In recent years, New Zealand has been facing a huge challenge – solving the ‘leaky building’ crisis, as laid out in this article.
Peter Dyer, author of Rottenomics: The Story of New Zealand’s Leaky Buildings, recently estimated the cost of fixing the problem to be $50 billion. The amount is equivalent to one-sixth of the size of the country’s economy. While the solution seems so expensive, there’s the potential for it to get bigger if it’s not addressed promptly.
Many factors that contribute to the leaky building crisis are cited in the article, but the most common ones lie in untreated timber, monolithic cladding, and a mania for Mediterranean-style architecture unsuitable for a wet climate.
Steve Alexander, a building expert, said that courts cannot provide a long-term fix. The problem is too huge, complex, and systemic.
The same can be said for many ‘leaky building’ problems in Australia, as this article demonstrates. Particularly, it’s been an ongoing issue for apartment owners in New South Wales, who have spent years fighting in court to recoup repair costs.
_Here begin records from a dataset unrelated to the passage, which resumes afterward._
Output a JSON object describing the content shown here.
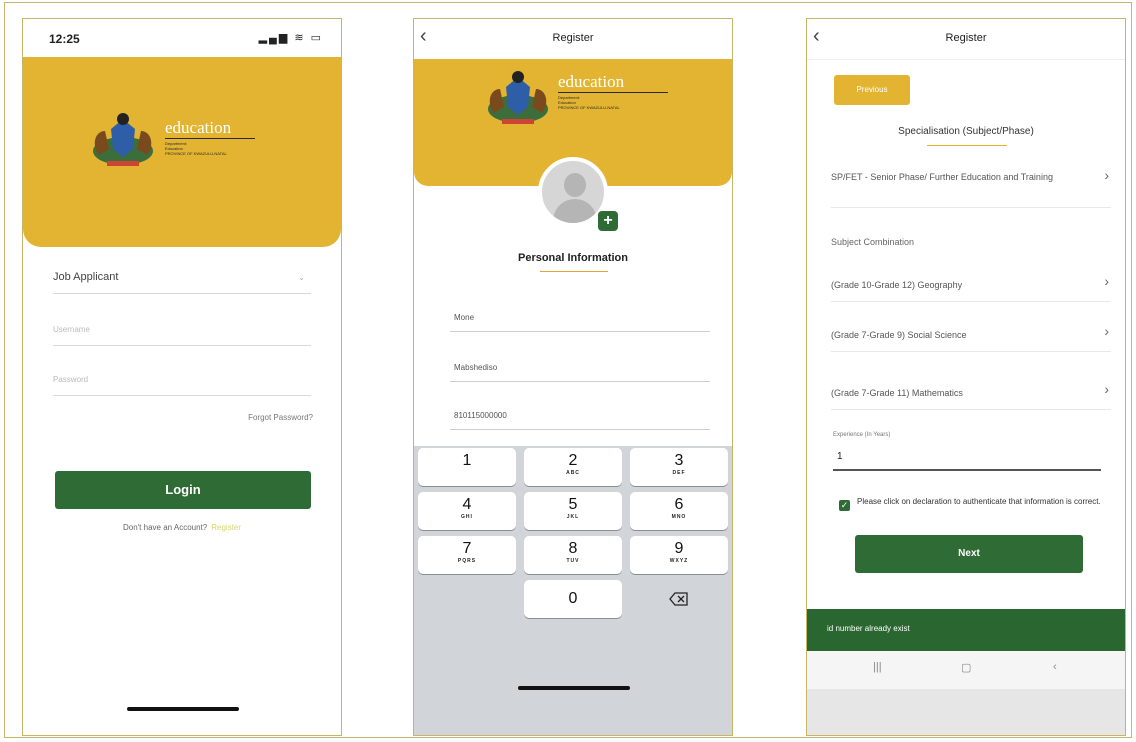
{
  "colors": {
    "accent_gold": "#e3b431",
    "brand_green": "#2f6b35",
    "toast_green": "#2a6630"
  },
  "logo": {
    "icon": "coat-of-arms-icon",
    "word": "education",
    "lines": [
      "Department:",
      "Education",
      "PROVINCE OF KWAZULU-NATAL"
    ]
  },
  "screen1": {
    "time": "12:25",
    "status_icons": "signal-wifi-battery-icons",
    "role_value": "Job Applicant",
    "username_placeholder": "Username",
    "password_placeholder": "Password",
    "forgot_label": "Forgot Password?",
    "login_label": "Login",
    "no_account_text": "Don't have an Account?",
    "register_link": "Register"
  },
  "screen2": {
    "title": "Register",
    "section_title": "Personal Information",
    "first_name": "Mone",
    "last_name": "Mabshediso",
    "id_number": "810115000000",
    "keys": [
      {
        "d": "1",
        "l": ""
      },
      {
        "d": "2",
        "l": "ABC"
      },
      {
        "d": "3",
        "l": "DEF"
      },
      {
        "d": "4",
        "l": "GHI"
      },
      {
        "d": "5",
        "l": "JKL"
      },
      {
        "d": "6",
        "l": "MNO"
      },
      {
        "d": "7",
        "l": "PQRS"
      },
      {
        "d": "8",
        "l": "TUV"
      },
      {
        "d": "9",
        "l": "WXYZ"
      },
      {
        "d": "0",
        "l": ""
      }
    ]
  },
  "screen3": {
    "title": "Register",
    "previous_label": "Previous",
    "spec_title": "Specialisation (Subject/Phase)",
    "phase_text": "SP/FET - Senior Phase/ Further Education and Training",
    "subject_heading": "Subject Combination",
    "subjects": [
      "(Grade 10-Grade 12) Geography",
      "(Grade 7-Grade 9) Social Science",
      "(Grade 7-Grade 11) Mathematics"
    ],
    "experience_label": "Experience (In Years)",
    "experience_value": "1",
    "declaration": "Please click on declaration to authenticate that information is correct.",
    "next_label": "Next",
    "toast": "id number already exist"
  }
}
While it’s not possible to establish the number of apartments that are defective or leaky, figures indicate that many new buildings have some kind of problem.
In 2010, a survey of strata owners conducted by the Research Centre found that a startling 85 percent of respondents who own apartments built in 2001 claimed their buildings were defective.
The leaky building crisis is certainly not confined to NSW. Victorian builders have also raised their concern with regard to defective buildings, citing waterproofing as a “possible systemic issue”.
At Industry Best Construction, we’ve always emphasised the importance of solving the ‘leaky building’ crisis by focusing on preventing waterproofing issues and educating industry professionals on waterproofing best practices. If left unsolved, these defects can balloon into something sinister.